Andrew Dworkin by Martin Duberman (The New Press, Sept. 8): “Dworkin was among the most controversial figures in the second-wave feminist movement….Duberman, who knew her personally, paints a much more nuanced picture, pointing out that Dworkin lived for 40 years in a nonexclusive, occasionally sexual relationship with a devoted male partner and that she was ahead of her time in seeing gender as a social construct….A sympathetic, cleareyed portrait that gives Dworkin her due without smoothing over her rough edges.”

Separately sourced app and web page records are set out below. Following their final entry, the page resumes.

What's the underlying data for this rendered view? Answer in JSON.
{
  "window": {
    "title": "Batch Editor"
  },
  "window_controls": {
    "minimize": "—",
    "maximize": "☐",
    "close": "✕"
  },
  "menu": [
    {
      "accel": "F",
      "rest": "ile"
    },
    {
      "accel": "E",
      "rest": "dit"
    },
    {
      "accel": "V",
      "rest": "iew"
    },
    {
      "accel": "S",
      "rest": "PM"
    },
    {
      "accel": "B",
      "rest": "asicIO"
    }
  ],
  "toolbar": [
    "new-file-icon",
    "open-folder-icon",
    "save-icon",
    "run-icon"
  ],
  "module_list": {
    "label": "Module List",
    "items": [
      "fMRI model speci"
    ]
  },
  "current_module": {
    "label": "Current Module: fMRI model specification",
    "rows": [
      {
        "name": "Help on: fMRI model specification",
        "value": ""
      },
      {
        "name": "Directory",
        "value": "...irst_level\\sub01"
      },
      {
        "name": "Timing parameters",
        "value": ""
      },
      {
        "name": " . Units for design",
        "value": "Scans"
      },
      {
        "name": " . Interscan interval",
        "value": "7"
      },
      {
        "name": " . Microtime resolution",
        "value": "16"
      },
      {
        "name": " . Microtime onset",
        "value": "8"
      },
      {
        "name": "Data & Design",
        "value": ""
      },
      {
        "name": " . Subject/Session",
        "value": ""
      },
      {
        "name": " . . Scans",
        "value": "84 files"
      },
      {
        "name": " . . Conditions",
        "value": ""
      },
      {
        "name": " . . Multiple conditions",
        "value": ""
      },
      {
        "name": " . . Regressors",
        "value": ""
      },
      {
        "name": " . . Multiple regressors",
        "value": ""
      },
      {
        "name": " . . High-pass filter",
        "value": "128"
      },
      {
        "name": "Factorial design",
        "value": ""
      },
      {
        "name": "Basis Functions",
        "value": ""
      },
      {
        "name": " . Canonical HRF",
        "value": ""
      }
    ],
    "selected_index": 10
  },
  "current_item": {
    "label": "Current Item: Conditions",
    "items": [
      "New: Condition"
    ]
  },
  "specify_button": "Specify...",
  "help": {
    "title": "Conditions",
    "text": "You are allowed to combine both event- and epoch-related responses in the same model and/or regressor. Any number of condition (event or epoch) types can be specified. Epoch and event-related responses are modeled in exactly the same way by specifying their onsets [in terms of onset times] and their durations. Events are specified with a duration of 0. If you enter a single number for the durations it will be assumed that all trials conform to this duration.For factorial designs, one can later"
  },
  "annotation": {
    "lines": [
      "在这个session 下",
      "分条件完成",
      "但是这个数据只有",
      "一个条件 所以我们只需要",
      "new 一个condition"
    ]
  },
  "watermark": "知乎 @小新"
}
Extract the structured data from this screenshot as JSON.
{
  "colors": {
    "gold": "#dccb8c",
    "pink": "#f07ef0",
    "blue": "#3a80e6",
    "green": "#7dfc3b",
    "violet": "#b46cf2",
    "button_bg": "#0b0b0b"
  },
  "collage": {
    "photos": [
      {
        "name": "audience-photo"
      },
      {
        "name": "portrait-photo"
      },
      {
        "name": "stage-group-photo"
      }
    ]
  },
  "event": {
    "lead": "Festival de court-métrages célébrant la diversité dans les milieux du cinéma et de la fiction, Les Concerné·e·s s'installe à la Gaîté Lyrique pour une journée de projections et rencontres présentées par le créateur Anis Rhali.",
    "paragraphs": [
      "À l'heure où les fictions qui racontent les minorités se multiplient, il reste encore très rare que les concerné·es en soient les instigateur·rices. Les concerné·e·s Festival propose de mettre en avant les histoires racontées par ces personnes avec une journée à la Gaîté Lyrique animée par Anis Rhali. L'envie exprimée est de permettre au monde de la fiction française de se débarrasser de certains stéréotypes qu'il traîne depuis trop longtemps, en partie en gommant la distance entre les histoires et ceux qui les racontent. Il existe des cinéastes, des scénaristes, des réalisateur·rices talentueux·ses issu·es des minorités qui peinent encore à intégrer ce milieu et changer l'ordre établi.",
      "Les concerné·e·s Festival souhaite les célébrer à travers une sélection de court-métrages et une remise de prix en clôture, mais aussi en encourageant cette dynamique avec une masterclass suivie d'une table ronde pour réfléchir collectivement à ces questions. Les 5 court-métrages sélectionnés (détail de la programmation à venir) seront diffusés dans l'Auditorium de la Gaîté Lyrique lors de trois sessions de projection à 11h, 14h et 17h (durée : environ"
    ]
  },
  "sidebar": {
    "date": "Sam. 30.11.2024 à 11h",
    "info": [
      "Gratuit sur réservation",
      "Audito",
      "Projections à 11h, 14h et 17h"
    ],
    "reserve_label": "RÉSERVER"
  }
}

If Then by Jill Lepore (Liveright/Norton, Sept. 15): “Lepore knows how to spin out a winning historical study. Here, she [tells a] story that hinges on the discovery, in the late 1950s, that computers and languages such as FORTRAN…could be used to gauge and influence voter preferences. The Simulmatics Corporation melded the worlds of Mad Men advertising and high-tech geekery of the UNIVAC set, leveraging what would eventually be called artificial intelligence….A fascinating, expertly guided exploration of a little-known corner of the recent past.”
This Time Next Year We’ll Be Laughing by Jacqueline Winspear (Soho, Nov. 10): “In her first book of nonfiction, the author sheds light on the inspiration for Dobbs and her stories as she reflects on her upbringing during the 1950s and ’60s. She focuses much attention on her parents’ lives and their struggles supporting a family, as they chose to live far removed from their London pasts….An engaging childhood memoir and a deeply affectionate tribute to the author’s parents.”
Eric Liebetrau is the nonfiction and managing editor.